Task description: Print the data exactly. Pictures stay out.
_ _ _ _
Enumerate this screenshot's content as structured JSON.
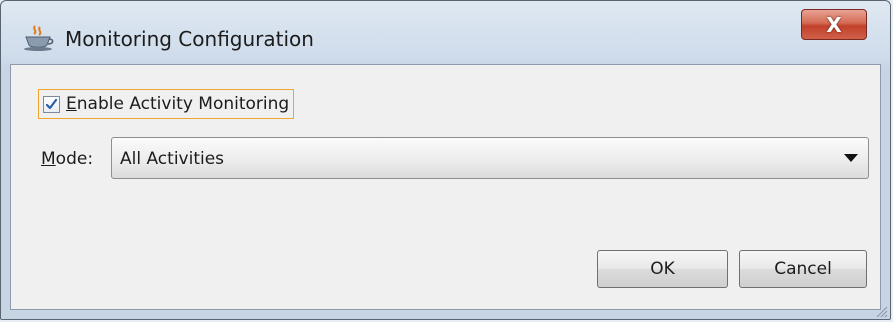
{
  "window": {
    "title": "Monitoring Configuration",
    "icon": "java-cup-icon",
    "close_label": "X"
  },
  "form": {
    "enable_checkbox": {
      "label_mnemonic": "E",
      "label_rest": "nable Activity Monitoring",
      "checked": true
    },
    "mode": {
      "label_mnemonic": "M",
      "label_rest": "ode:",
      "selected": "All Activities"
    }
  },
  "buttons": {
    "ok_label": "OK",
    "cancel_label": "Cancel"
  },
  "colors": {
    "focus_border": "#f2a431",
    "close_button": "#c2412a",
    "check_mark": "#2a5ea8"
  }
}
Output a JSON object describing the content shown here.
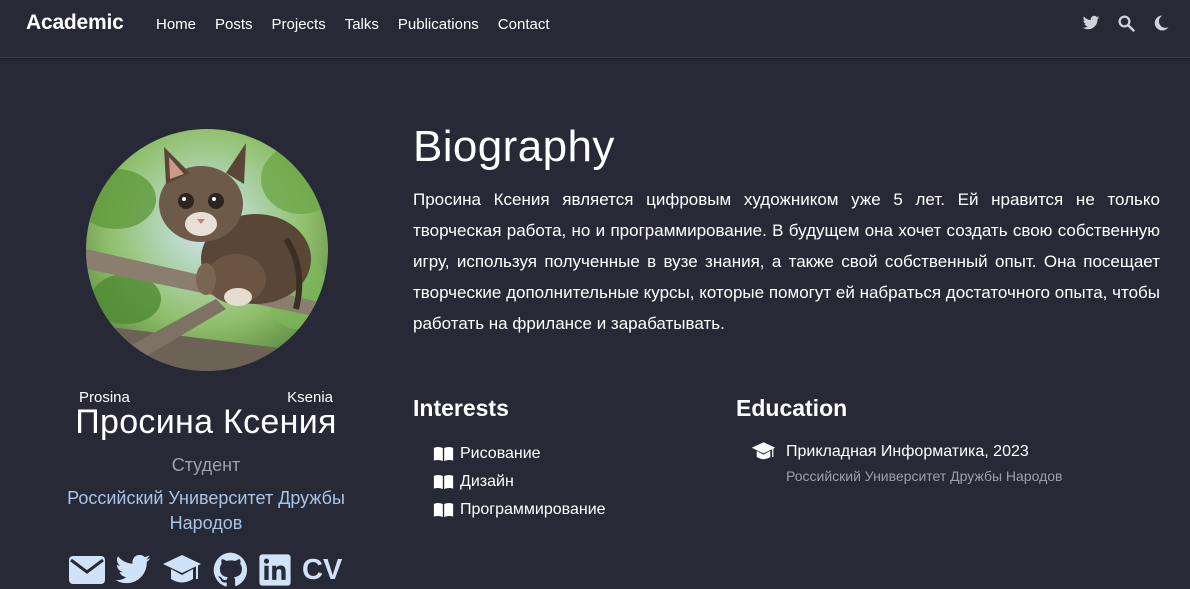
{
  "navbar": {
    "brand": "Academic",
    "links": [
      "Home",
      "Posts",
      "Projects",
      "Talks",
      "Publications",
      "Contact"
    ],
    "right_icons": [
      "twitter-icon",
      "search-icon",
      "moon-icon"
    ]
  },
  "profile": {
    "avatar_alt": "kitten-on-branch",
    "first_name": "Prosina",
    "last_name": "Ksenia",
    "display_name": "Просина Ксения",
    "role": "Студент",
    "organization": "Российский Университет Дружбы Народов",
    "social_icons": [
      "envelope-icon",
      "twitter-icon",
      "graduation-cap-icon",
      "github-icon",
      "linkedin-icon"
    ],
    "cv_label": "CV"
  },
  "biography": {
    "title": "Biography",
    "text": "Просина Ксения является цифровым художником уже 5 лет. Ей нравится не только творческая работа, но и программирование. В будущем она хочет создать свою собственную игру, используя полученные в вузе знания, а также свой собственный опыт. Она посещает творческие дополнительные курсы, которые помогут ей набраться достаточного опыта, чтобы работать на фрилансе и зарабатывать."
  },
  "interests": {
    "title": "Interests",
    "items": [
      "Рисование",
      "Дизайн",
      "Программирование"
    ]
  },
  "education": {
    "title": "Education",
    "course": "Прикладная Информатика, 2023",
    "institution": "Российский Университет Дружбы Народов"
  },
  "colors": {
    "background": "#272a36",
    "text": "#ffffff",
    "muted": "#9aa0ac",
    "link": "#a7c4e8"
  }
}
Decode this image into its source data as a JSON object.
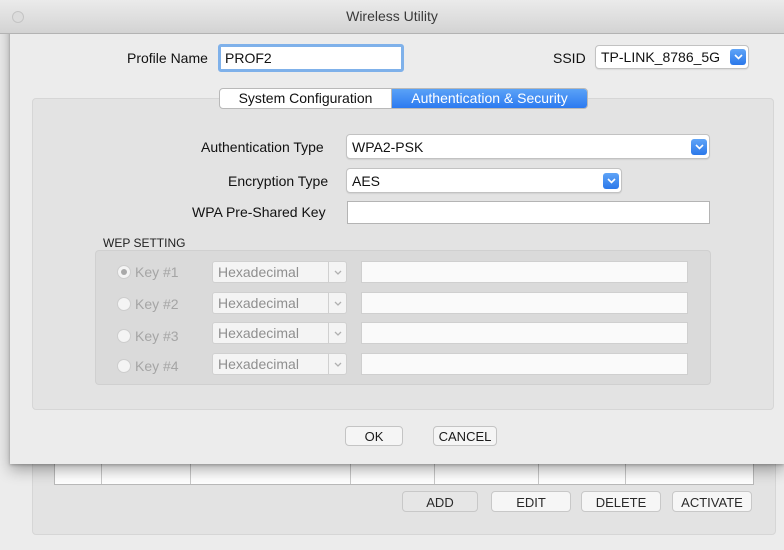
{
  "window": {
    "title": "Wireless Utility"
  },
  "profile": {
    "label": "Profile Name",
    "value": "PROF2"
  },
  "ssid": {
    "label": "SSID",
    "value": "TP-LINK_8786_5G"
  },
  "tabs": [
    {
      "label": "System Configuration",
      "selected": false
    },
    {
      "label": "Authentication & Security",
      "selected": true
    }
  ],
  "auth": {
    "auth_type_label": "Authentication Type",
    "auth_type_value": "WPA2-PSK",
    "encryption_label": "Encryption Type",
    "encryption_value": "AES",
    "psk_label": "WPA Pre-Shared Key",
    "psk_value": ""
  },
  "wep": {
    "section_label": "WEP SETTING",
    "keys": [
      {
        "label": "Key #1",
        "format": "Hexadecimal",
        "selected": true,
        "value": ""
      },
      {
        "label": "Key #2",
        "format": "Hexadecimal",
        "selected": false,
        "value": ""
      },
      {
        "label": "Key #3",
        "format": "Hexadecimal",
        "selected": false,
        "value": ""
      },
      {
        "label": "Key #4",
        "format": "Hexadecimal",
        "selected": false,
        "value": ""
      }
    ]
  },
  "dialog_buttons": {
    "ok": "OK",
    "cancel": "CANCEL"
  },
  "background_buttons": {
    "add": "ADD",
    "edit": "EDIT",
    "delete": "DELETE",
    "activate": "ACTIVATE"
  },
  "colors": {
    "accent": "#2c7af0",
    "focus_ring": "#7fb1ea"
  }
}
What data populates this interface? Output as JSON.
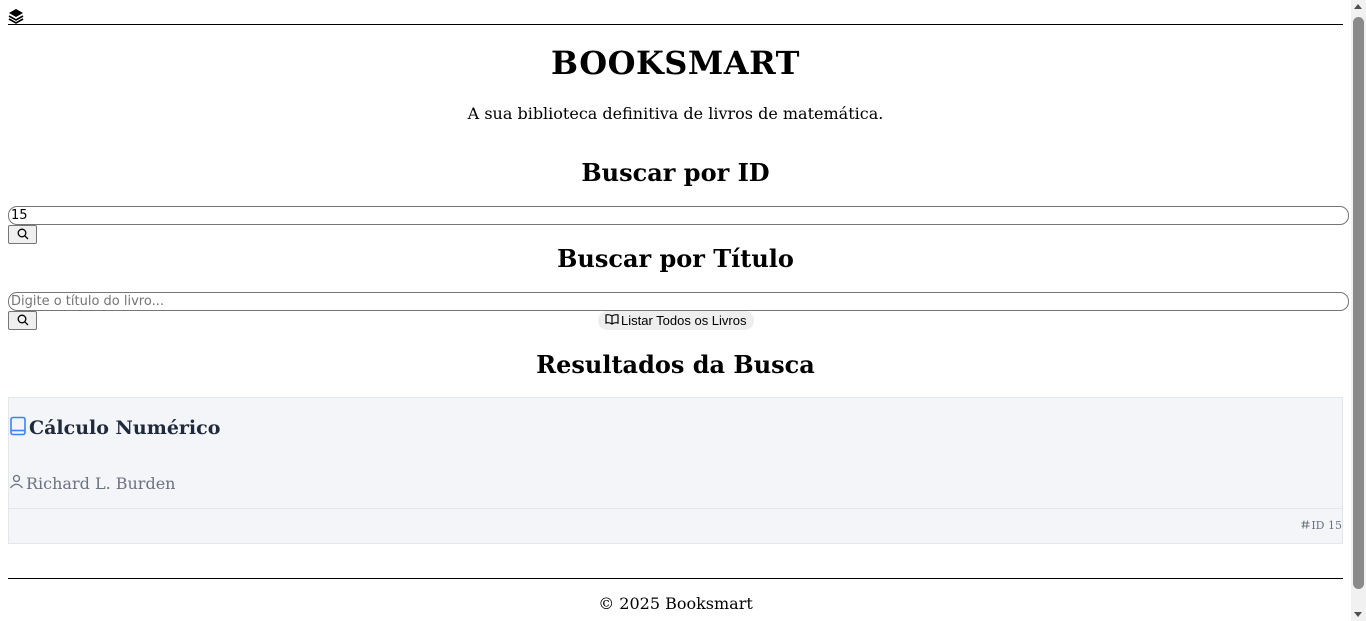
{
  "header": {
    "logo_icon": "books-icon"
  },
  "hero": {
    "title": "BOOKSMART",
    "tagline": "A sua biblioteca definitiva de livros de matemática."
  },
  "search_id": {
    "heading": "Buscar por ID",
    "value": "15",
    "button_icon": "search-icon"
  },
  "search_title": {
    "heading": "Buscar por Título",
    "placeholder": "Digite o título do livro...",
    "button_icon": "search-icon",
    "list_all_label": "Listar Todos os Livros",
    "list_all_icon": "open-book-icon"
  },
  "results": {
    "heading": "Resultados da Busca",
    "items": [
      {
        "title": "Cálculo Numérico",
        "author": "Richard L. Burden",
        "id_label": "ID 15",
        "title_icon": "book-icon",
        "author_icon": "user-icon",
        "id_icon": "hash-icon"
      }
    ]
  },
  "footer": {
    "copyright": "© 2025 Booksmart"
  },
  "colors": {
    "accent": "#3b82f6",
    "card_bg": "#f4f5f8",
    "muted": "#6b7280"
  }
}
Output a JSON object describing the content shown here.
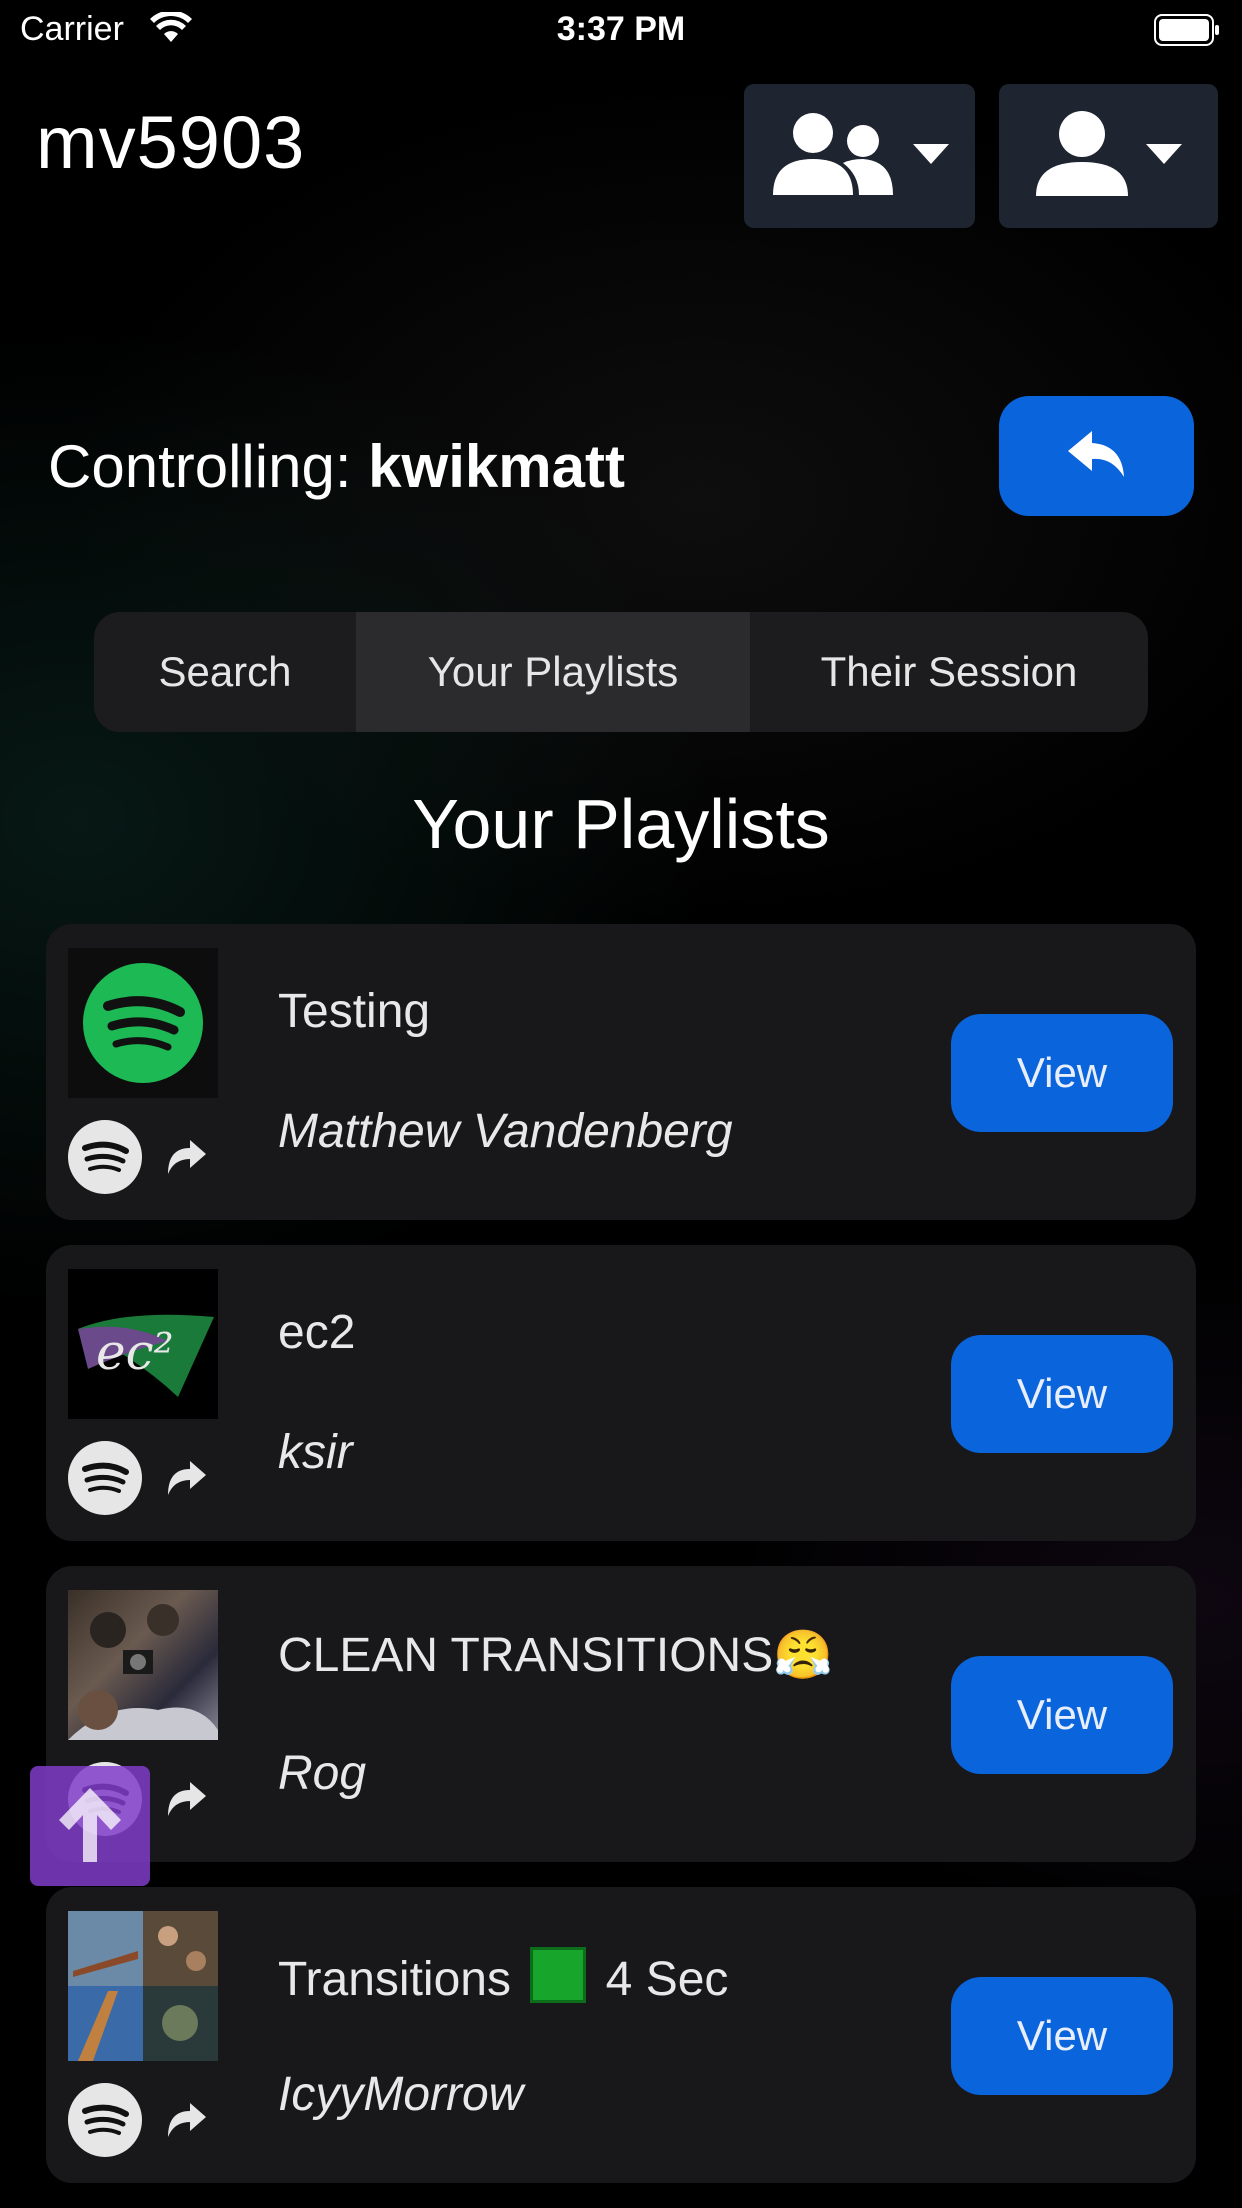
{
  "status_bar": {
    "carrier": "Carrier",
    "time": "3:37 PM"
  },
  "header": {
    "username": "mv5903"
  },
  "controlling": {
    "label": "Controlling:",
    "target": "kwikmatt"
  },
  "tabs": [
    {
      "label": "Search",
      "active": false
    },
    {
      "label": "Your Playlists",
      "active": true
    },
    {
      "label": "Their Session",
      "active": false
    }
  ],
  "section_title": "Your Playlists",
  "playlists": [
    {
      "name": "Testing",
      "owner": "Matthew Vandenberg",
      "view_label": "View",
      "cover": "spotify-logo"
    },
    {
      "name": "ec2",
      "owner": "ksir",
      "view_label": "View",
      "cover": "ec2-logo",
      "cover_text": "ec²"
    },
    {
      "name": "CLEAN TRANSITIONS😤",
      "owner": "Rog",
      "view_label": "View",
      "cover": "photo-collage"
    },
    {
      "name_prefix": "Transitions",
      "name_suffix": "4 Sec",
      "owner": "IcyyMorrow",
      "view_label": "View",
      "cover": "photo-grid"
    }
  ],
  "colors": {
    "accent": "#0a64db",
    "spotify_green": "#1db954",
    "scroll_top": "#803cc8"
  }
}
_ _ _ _
Answer box:
Enumerate this screenshot's content as structured JSON.
{
  "window": {
    "title": "Monitoring Configuration",
    "icon": "java-cup-icon",
    "close_label": "X"
  },
  "form": {
    "enable_checkbox": {
      "label_mnemonic": "E",
      "label_rest": "nable Activity Monitoring",
      "checked": true
    },
    "mode": {
      "label_mnemonic": "M",
      "label_rest": "ode:",
      "selected": "All Activities"
    }
  },
  "buttons": {
    "ok_label": "OK",
    "cancel_label": "Cancel"
  },
  "colors": {
    "focus_border": "#f2a431",
    "close_button": "#c2412a",
    "check_mark": "#2a5ea8"
  }
}
Output a JSON object describing the content shown here.
{
  "navbar": {
    "brand": "Academic",
    "links": [
      "Home",
      "Posts",
      "Projects",
      "Talks",
      "Publications",
      "Contact"
    ],
    "right_icons": [
      "twitter-icon",
      "search-icon",
      "moon-icon"
    ]
  },
  "profile": {
    "avatar_alt": "kitten-on-branch",
    "first_name": "Prosina",
    "last_name": "Ksenia",
    "display_name": "Просина Ксения",
    "role": "Студент",
    "organization": "Российский Университет Дружбы Народов",
    "social_icons": [
      "envelope-icon",
      "twitter-icon",
      "graduation-cap-icon",
      "github-icon",
      "linkedin-icon"
    ],
    "cv_label": "CV"
  },
  "biography": {
    "title": "Biography",
    "text": "Просина Ксения является цифровым художником уже 5 лет. Ей нравится не только творческая работа, но и программирование. В будущем она хочет создать свою собственную игру, используя полученные в вузе знания, а также свой собственный опыт. Она посещает творческие дополнительные курсы, которые помогут ей набраться достаточного опыта, чтобы работать на фрилансе и зарабатывать."
  },
  "interests": {
    "title": "Interests",
    "items": [
      "Рисование",
      "Дизайн",
      "Программирование"
    ]
  },
  "education": {
    "title": "Education",
    "course": "Прикладная Информатика, 2023",
    "institution": "Российский Университет Дружбы Народов"
  },
  "colors": {
    "background": "#272a36",
    "text": "#ffffff",
    "muted": "#9aa0ac",
    "link": "#a7c4e8"
  }
}
Decode this image into its source data as a JSON object.
{
  "window": {
    "title": "Wireless Utility"
  },
  "profile": {
    "label": "Profile Name",
    "value": "PROF2"
  },
  "ssid": {
    "label": "SSID",
    "value": "TP-LINK_8786_5G"
  },
  "tabs": [
    {
      "label": "System Configuration",
      "selected": false
    },
    {
      "label": "Authentication & Security",
      "selected": true
    }
  ],
  "auth": {
    "auth_type_label": "Authentication Type",
    "auth_type_value": "WPA2-PSK",
    "encryption_label": "Encryption Type",
    "encryption_value": "AES",
    "psk_label": "WPA Pre-Shared Key",
    "psk_value": ""
  },
  "wep": {
    "section_label": "WEP SETTING",
    "keys": [
      {
        "label": "Key #1",
        "format": "Hexadecimal",
        "selected": true,
        "value": ""
      },
      {
        "label": "Key #2",
        "format": "Hexadecimal",
        "selected": false,
        "value": ""
      },
      {
        "label": "Key #3",
        "format": "Hexadecimal",
        "selected": false,
        "value": ""
      },
      {
        "label": "Key #4",
        "format": "Hexadecimal",
        "selected": false,
        "value": ""
      }
    ]
  },
  "dialog_buttons": {
    "ok": "OK",
    "cancel": "CANCEL"
  },
  "background_buttons": {
    "add": "ADD",
    "edit": "EDIT",
    "delete": "DELETE",
    "activate": "ACTIVATE"
  },
  "colors": {
    "accent": "#2c7af0",
    "focus_ring": "#7fb1ea"
  }
}
What data populates this interface? Output as JSON.
{
  "header": {
    "logo_icon": "books-icon"
  },
  "hero": {
    "title": "BOOKSMART",
    "tagline": "A sua biblioteca definitiva de livros de matemática."
  },
  "search_id": {
    "heading": "Buscar por ID",
    "value": "15",
    "button_icon": "search-icon"
  },
  "search_title": {
    "heading": "Buscar por Título",
    "placeholder": "Digite o título do livro...",
    "button_icon": "search-icon",
    "list_all_label": "Listar Todos os Livros",
    "list_all_icon": "open-book-icon"
  },
  "results": {
    "heading": "Resultados da Busca",
    "items": [
      {
        "title": "Cálculo Numérico",
        "author": "Richard L. Burden",
        "id_label": "ID 15",
        "title_icon": "book-icon",
        "author_icon": "user-icon",
        "id_icon": "hash-icon"
      }
    ]
  },
  "footer": {
    "copyright": "© 2025 Booksmart"
  },
  "colors": {
    "accent": "#3b82f6",
    "card_bg": "#f4f5f8",
    "muted": "#6b7280"
  }
}
Output a JSON object describing the content shown here.
{
  "status_bar": {
    "carrier": "Carrier",
    "time": "3:37 PM"
  },
  "header": {
    "username": "mv5903"
  },
  "controlling": {
    "label": "Controlling:",
    "target": "kwikmatt"
  },
  "tabs": [
    {
      "label": "Search",
      "active": false
    },
    {
      "label": "Your Playlists",
      "active": true
    },
    {
      "label": "Their Session",
      "active": false
    }
  ],
  "section_title": "Your Playlists",
  "playlists": [
    {
      "name": "Testing",
      "owner": "Matthew Vandenberg",
      "view_label": "View",
      "cover": "spotify-logo"
    },
    {
      "name": "ec2",
      "owner": "ksir",
      "view_label": "View",
      "cover": "ec2-logo",
      "cover_text": "ec²"
    },
    {
      "name": "CLEAN TRANSITIONS😤",
      "owner": "Rog",
      "view_label": "View",
      "cover": "photo-collage"
    },
    {
      "name_prefix": "Transitions",
      "name_suffix": "4 Sec",
      "owner": "IcyyMorrow",
      "view_label": "View",
      "cover": "photo-grid"
    }
  ],
  "colors": {
    "accent": "#0a64db",
    "spotify_green": "#1db954",
    "scroll_top": "#803cc8"
  }
}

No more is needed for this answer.